This is the aforementioned original composition:
- In 2007 I did 300+ shows and 260+ flights… I work a lot. I am the one dj’ing the Hollywood “hot spots” you hear about. There are narratives in press where I become entangled with many celebrities of note. After becoming acquainted with my press kit, you will quickly learn that I made someone cry me a river. I had members of the Ocean posse dancing on couches. I gave a hotel heiress $200 to leave me alone after she offered me $200 to play a song I did not want to play. I am the one who had an impromptu dj round-robin with a Kid who Rocks. All that stuff is meaningless. What is important is that I play records correctly and I have always subscribed to the same adage; I play good music and if you do not like that, something is wrong with YOU. With residencies spanning the nation, I have seen and heard it all… Well, almost. After thousands of gigs, hundreds of changes in taste, and a couple decades later, the nightlife consumer never ceases to amaze me. The days of a dj “breaking a record” on the dance floors of a “Studio 54” are long gone.
When I was asked to write for Club World, I had hoped it was a byproduct of the adult-themed journalese of yore. This was not the case. At any rate, I was glad to appropriate some StoneRokk indoctrination hoping to inform, influence, and bring some much-needed synergy between the nightclub and the nightclub virtuoso. After thousands of gigs, hundreds of changes in taste, and a couple decades later, the nightlife consumer never ceases to amaze me. The days of a dj “breaking a record” on the dance floors of a “Studio 54” are long gone. The audience is less interested in what is new, and more interested in what is familiar, which poses a problem for the jock that prides themselves on straying from the prevalent musical menu in the best interests of his audience. Once this deviation from the acceptable program occurs, you can almost guarantee a listener will impose their two cents on you. Without a nightlife etiquette handbook, the kingship of disco are becoming agents of late night decadence. More importantly, they are pissing me off.
There is a sense of entitlement that spans the entire spectrum of club goers, from A-list celebrity at their $10k table to the weekend warrior who paid his $20 cover and has his two drink stipend. The current nightclub patron, regardless of their social cachet, thinks they can make demands on behalf of the entire club. This one person feels they can speak for hundreds and sometimes thousands because they were able to cross the velvet ropes and get a taste of the forbidden fruit. I am here to tell you this is not the case.

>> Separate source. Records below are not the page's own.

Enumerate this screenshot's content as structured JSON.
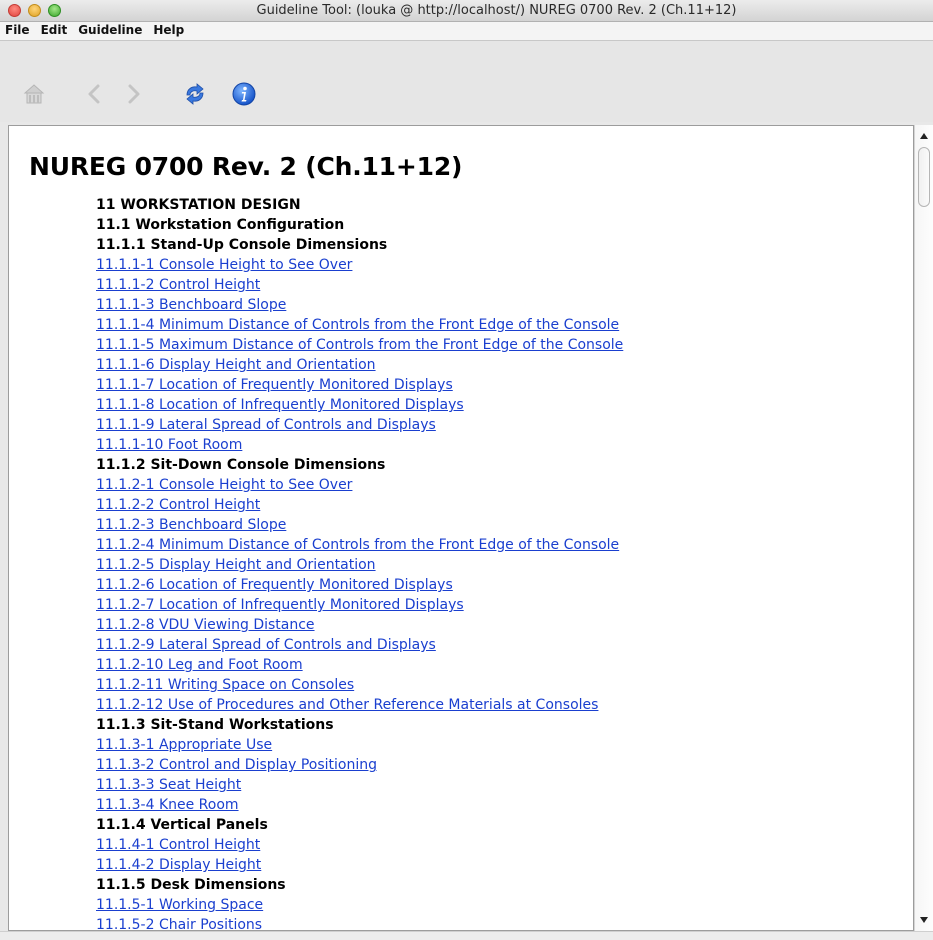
{
  "window": {
    "title": "Guideline Tool: (louka @ http://localhost/) NUREG 0700 Rev. 2 (Ch.11+12)"
  },
  "menu": {
    "file": "File",
    "edit": "Edit",
    "guideline": "Guideline",
    "help": "Help"
  },
  "toolbar": {
    "icons": [
      "home-icon",
      "back-arrow-icon",
      "forward-arrow-icon",
      "refresh-icon",
      "info-icon"
    ]
  },
  "document": {
    "title": "NUREG 0700 Rev. 2 (Ch.11+12)",
    "toc": [
      {
        "text": "11 WORKSTATION DESIGN",
        "kind": "heading"
      },
      {
        "text": "11.1 Workstation Configuration",
        "kind": "heading"
      },
      {
        "text": "11.1.1 Stand-Up Console Dimensions",
        "kind": "heading"
      },
      {
        "text": "11.1.1-1 Console Height to See Over",
        "kind": "link"
      },
      {
        "text": "11.1.1-2 Control Height",
        "kind": "link"
      },
      {
        "text": "11.1.1-3 Benchboard Slope",
        "kind": "link"
      },
      {
        "text": "11.1.1-4 Minimum Distance of Controls from the Front Edge of the Console",
        "kind": "link"
      },
      {
        "text": "11.1.1-5 Maximum Distance of Controls from the Front Edge of the Console",
        "kind": "link"
      },
      {
        "text": "11.1.1-6 Display Height and Orientation",
        "kind": "link"
      },
      {
        "text": "11.1.1-7 Location of Frequently Monitored Displays",
        "kind": "link"
      },
      {
        "text": "11.1.1-8 Location of Infrequently Monitored Displays",
        "kind": "link"
      },
      {
        "text": "11.1.1-9 Lateral Spread of Controls and Displays",
        "kind": "link"
      },
      {
        "text": "11.1.1-10 Foot Room",
        "kind": "link"
      },
      {
        "text": "11.1.2 Sit-Down Console Dimensions",
        "kind": "heading"
      },
      {
        "text": "11.1.2-1 Console Height to See Over",
        "kind": "link"
      },
      {
        "text": "11.1.2-2 Control Height",
        "kind": "link"
      },
      {
        "text": "11.1.2-3 Benchboard Slope",
        "kind": "link"
      },
      {
        "text": "11.1.2-4 Minimum Distance of Controls from the Front Edge of the Console",
        "kind": "link"
      },
      {
        "text": "11.1.2-5 Display Height and Orientation",
        "kind": "link"
      },
      {
        "text": "11.1.2-6 Location of Frequently Monitored Displays",
        "kind": "link"
      },
      {
        "text": "11.1.2-7 Location of Infrequently Monitored Displays",
        "kind": "link"
      },
      {
        "text": "11.1.2-8 VDU Viewing Distance",
        "kind": "link"
      },
      {
        "text": "11.1.2-9 Lateral Spread of Controls and Displays",
        "kind": "link"
      },
      {
        "text": "11.1.2-10 Leg and Foot Room",
        "kind": "link"
      },
      {
        "text": "11.1.2-11 Writing Space on Consoles",
        "kind": "link"
      },
      {
        "text": "11.1.2-12 Use of Procedures and Other Reference Materials at Consoles",
        "kind": "link"
      },
      {
        "text": "11.1.3 Sit-Stand Workstations",
        "kind": "heading"
      },
      {
        "text": "11.1.3-1 Appropriate Use",
        "kind": "link"
      },
      {
        "text": "11.1.3-2 Control and Display Positioning",
        "kind": "link"
      },
      {
        "text": "11.1.3-3 Seat Height",
        "kind": "link"
      },
      {
        "text": "11.1.3-4 Knee Room",
        "kind": "link"
      },
      {
        "text": "11.1.4 Vertical Panels",
        "kind": "heading"
      },
      {
        "text": "11.1.4-1 Control Height",
        "kind": "link"
      },
      {
        "text": "11.1.4-2 Display Height",
        "kind": "link"
      },
      {
        "text": "11.1.5 Desk Dimensions",
        "kind": "heading"
      },
      {
        "text": "11.1.5-1 Working Space",
        "kind": "link"
      },
      {
        "text": "11.1.5-2 Chair Positions",
        "kind": "link"
      }
    ]
  },
  "colors": {
    "link": "#1a3fcf",
    "info_icon": "#1f6fe0",
    "refresh_icon": "#2f6fd6"
  }
}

Regardless of your self-appointed discothèque royalty designation, you were not commissioned to create a musical mosaic for the night, the dj was. Here are some examples of what not to do when approaching the musical cubical.
• The Christian Audigier cronies you run with might favor your knowledge of music, but requesting the #1 song in the country is not a novel idea. I am obviously going to play it, as I know that any departure from iTunes top songs would foster unwanted attention.

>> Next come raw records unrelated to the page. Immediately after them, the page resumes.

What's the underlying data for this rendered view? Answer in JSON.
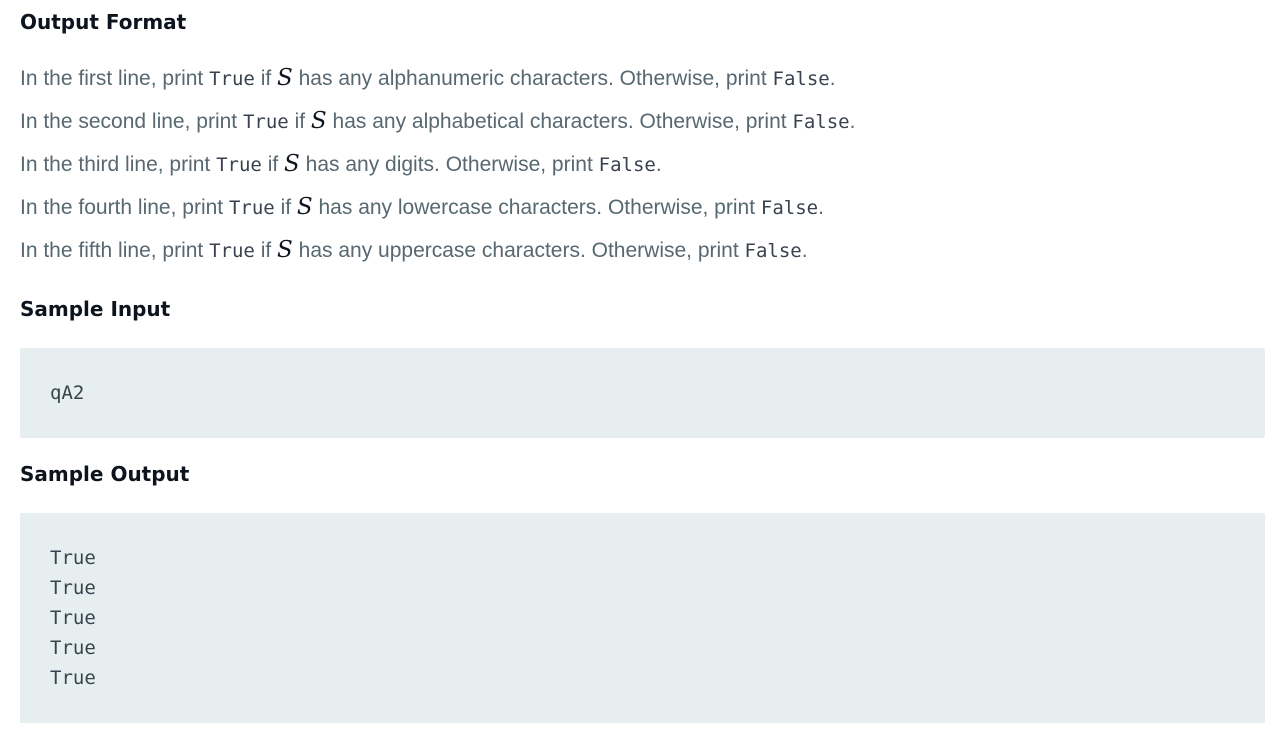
{
  "headings": {
    "output_format": "Output Format",
    "sample_input": "Sample Input",
    "sample_output": "Sample Output"
  },
  "variable": "S",
  "lines": [
    {
      "prefix": "In the first line, print ",
      "true": "True",
      "if": " if ",
      "suffix": " has any alphanumeric characters. Otherwise, print ",
      "false": "False",
      "end": "."
    },
    {
      "prefix": "In the second line, print ",
      "true": "True",
      "if": " if ",
      "suffix": " has any alphabetical characters. Otherwise, print ",
      "false": "False",
      "end": "."
    },
    {
      "prefix": "In the third line, print ",
      "true": "True",
      "if": " if ",
      "suffix": " has any digits. Otherwise, print ",
      "false": "False",
      "end": "."
    },
    {
      "prefix": "In the fourth line, print ",
      "true": "True",
      "if": " if ",
      "suffix": " has any lowercase characters. Otherwise, print ",
      "false": "False",
      "end": "."
    },
    {
      "prefix": "In the fifth line, print ",
      "true": "True",
      "if": " if ",
      "suffix": " has any uppercase characters. Otherwise, print ",
      "false": "False",
      "end": "."
    }
  ],
  "sample_input": "qA2",
  "sample_output": [
    "True",
    "True",
    "True",
    "True",
    "True"
  ]
}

• “You used to be a dj” and “this song would work great right now” are not going to impress the dj enough to get your song played any faster.
• Sending a girl to make the request you just made 2 songs ago will only push your request to the bottom of the pile.
• Assuming that the one song you want to hear that your serving size girlfriend just re-requested for you is going to get you laid.
• Just because you’re a Hollywood celebutant and happened to stumble into a recording studio to record some musical massacre doesn’t mean anyone else wants to hear it. In addition, sending a handler over to make a request for said futile song is not going to warrant a single play.
The song request is as old of a practice as drinking eggnog is during the holidays, and some people do not like eggnog. For them the song request is obsolete. They prefer truly testing the dj’s multitasking abilities with queries for; the direction to the nearest bathroom, the location and safe retrieval of their friend Jenny/Becky/Sara/Lauren – whatever, taking a stab at manning the old turntables for a scratch or two, and my personal favorite, a pen – yes, a pen.
The approach is simple and follows an age-old ism; make your request as you would want the request made to you, whether you are asking for a song or a writing quill.
With all these requests, it’s a wonder that the dj has time to play a record. That is why, next time you are in the club and you find yourself staring at the dj contemplating a self-serving solicitation, remember this; I did not ask you to do back flips, so why should I for you?
Now shut the EFF up and dance!
- … celebrated dj
… antiquarian and curator of Freshness
I stay stacking my hyphens.